Yes, there are still piles of dirty snow in parking lots and the shadiest corners of yards. And it did snow again this week, a wintry mix that was more wintry than mix. But it’s as clear as the antihistamines flying off the pharmacy shelves: Spring is here, even in Boston.
The kids have noticed all our bulbs coming up in the garden; they’ve even mangled some of them (see The Sweetest Nature post from two weeks ago!). From that experience came books and discussions about spring and plants. Nana had had the kids participate in the creation of her veggie garden last year, so they remembered about seeds, and dirt, and sun, and water…
So last Thursday when I picked up the kids from school, I asked them what they wanted to do for fun. We usually do something, like, go to the library, the donut shop, the playground… I ran down our list of options, and I threw in: the garden store. They jumped at that. So, off to the local “garden store”, which was the nearest big-box hardware store with a garden section.
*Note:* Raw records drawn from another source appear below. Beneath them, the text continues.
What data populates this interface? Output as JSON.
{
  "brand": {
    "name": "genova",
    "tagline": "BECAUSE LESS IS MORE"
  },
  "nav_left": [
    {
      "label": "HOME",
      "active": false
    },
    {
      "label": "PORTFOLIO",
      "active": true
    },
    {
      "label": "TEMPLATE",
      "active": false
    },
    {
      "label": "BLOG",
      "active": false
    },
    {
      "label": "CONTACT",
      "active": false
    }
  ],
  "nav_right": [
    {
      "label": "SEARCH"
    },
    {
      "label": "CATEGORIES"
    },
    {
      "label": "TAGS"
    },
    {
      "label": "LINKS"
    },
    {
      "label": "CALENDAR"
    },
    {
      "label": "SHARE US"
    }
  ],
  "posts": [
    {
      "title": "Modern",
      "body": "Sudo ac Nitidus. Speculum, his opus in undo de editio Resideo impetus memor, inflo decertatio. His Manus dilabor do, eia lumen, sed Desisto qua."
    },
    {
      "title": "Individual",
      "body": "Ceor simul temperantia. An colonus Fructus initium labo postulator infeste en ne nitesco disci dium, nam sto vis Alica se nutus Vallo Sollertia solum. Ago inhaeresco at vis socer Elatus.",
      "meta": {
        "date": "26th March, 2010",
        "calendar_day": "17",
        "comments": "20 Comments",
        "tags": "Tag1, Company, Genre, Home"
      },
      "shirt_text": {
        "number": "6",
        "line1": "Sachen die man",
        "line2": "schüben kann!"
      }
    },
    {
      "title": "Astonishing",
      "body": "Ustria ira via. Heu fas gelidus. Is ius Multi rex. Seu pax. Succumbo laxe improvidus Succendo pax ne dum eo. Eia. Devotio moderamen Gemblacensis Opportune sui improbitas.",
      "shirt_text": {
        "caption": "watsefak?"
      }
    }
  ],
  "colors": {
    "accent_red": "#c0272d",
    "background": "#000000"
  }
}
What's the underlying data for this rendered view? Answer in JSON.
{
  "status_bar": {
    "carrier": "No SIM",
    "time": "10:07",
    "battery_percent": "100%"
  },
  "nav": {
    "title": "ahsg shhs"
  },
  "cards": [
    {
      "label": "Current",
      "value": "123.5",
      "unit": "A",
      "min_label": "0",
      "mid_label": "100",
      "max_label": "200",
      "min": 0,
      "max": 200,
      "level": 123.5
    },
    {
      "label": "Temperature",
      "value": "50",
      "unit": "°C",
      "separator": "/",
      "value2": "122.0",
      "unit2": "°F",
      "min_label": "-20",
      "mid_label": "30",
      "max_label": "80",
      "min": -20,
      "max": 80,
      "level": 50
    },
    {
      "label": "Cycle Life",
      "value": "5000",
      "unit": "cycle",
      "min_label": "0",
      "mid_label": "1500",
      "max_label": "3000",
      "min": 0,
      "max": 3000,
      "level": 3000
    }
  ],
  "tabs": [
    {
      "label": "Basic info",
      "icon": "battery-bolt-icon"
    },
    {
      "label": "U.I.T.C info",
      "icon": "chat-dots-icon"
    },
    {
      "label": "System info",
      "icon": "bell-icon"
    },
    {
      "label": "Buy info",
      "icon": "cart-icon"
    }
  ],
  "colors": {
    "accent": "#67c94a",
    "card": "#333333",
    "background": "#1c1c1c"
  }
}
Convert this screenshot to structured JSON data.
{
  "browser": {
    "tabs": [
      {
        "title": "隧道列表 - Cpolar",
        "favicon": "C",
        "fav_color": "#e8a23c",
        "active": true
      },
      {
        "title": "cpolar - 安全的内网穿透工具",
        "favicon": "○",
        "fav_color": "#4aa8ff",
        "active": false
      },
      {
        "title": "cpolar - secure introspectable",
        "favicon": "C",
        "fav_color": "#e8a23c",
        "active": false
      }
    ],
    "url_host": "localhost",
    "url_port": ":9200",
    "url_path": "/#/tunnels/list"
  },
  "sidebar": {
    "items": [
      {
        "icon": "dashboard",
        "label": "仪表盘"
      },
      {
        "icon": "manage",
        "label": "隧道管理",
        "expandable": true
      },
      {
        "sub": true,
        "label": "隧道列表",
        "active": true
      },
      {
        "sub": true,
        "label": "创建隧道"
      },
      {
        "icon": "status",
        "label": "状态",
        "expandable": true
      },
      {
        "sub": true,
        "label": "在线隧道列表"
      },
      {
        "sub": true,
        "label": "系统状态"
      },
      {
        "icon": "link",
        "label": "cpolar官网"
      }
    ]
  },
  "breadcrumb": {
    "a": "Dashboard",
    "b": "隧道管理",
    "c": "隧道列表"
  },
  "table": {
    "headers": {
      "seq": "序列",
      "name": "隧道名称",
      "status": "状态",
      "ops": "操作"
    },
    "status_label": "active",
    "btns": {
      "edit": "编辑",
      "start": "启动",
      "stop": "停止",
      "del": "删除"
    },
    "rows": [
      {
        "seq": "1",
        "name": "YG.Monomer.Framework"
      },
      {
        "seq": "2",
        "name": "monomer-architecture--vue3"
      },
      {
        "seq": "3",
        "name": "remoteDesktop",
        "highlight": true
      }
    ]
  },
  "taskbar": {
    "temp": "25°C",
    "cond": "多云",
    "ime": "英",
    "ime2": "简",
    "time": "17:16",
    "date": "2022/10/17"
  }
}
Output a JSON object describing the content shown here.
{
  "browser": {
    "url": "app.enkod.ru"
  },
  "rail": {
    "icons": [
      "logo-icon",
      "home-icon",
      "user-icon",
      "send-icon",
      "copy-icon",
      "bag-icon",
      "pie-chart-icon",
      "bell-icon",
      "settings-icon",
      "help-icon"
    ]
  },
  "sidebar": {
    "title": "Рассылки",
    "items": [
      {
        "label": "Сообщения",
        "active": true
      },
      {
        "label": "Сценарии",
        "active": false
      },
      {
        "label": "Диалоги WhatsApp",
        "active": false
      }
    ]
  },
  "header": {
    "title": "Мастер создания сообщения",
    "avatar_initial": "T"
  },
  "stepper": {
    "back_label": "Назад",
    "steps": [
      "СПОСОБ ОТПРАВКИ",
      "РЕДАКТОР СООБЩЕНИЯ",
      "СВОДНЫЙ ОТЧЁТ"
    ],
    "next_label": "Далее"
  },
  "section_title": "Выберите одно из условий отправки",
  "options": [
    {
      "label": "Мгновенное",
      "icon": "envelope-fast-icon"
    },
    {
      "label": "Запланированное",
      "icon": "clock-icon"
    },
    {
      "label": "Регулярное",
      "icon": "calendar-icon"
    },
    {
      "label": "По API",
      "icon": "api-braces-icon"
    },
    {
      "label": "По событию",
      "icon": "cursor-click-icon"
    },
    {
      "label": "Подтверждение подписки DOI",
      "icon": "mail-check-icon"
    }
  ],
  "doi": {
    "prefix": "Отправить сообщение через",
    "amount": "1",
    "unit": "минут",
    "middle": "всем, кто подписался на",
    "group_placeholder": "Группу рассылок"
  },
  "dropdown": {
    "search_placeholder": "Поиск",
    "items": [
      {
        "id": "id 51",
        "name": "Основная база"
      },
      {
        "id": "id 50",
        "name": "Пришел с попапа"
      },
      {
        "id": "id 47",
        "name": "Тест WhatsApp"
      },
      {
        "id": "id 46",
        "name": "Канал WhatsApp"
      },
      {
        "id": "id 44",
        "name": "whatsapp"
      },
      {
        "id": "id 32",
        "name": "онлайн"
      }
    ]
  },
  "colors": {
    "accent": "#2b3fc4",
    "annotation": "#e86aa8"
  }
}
Right near the entrance was a massive display of seed packets, and at 99 cents a packet, I let the kids go a bit nuts. It was so funny the things that caught their attention: purple cabbage, rainbow carrots, ornamental gourds, hot peppers, beets, lavender, turnips, every kind of tomato, peas, sunflowers, watermelon, long beans, chives, scallions, and on and on.
I’ve never grown seedlings, and thank goodness the big box store caters to enthusiastic newbies. Right next to the seeds was a display of inexpensive seedling starter kits: “mini-greenhouses”, basically plastic trays, each with 72 compartments filled with dehydrated growing medium, with a clear plastic cover. Into the cart went four kits. The kids fairly sprinted to the checkout, and we were home with our afternoon project well before dinner.
It was freezing out, as usual, so we took the project into the kitchen. We spread the seed packets out on the floor, lined up the trays, and Mommy read the directions. Within a minute we were pouring water on the growing medium, and within five we were planting seeds.
They stuck with it for far longer than I had predicted. Yes, they argued about what to plant next and who got to open the seed packet and how to plant the seeds et cetera. Plenty of seeds ended up on the floor. Something got the cats’ attention, like catnip, and they persistently nosed in and poked around. But overall, it was a fun time, and everything got planted and labeled and watered.
I wasn’t quite sure where to put the kits. I ended up placing them on our radiator covers, the ones under windows. The heat was still on, and I worried that the dirt would dry out and the seeds would cook. But I placed the clear plastic covers on each tray and trusted that something would grow.
The next evening, only twenty-four hours after planting, in the midst of the rush of coming home and eating and trying to get the kids upstairs to their bath, Babygirl lifted one of the condensation- fogged covers and exclaimed:
“There’s a pink plant growing!” She pointed with wonder at one dark pink tendril gently looping up from the dirt.
From then on, every time we checked, there were new and wonderful things happening, all kinds of varied color shoots and leaves poking, curving, stretching up… The kids were excited, but I was even more excited.
Now, a week later, I’ve had to remove the covers, as the long beans, watermelons, peas and gourds are so tall. We need to start hardening them so they can be planted, so I took the trays off the heaters, and tomorrow, we’ll set them outside during the day. It’s supposed to be in the sixties….
Hopefully, our seedlings will make it from the warmth and safety of the living room to the raw New England springtime, and beyond. I got online and ordered a cedar above-ground garden frame. We have way, way more plants than the four-by-eight garden will hold, so Nana will have an assortment of seedlings too choose from for her backyard garden. And if any local friends/ neighbors are reading: Wanna plant a garden?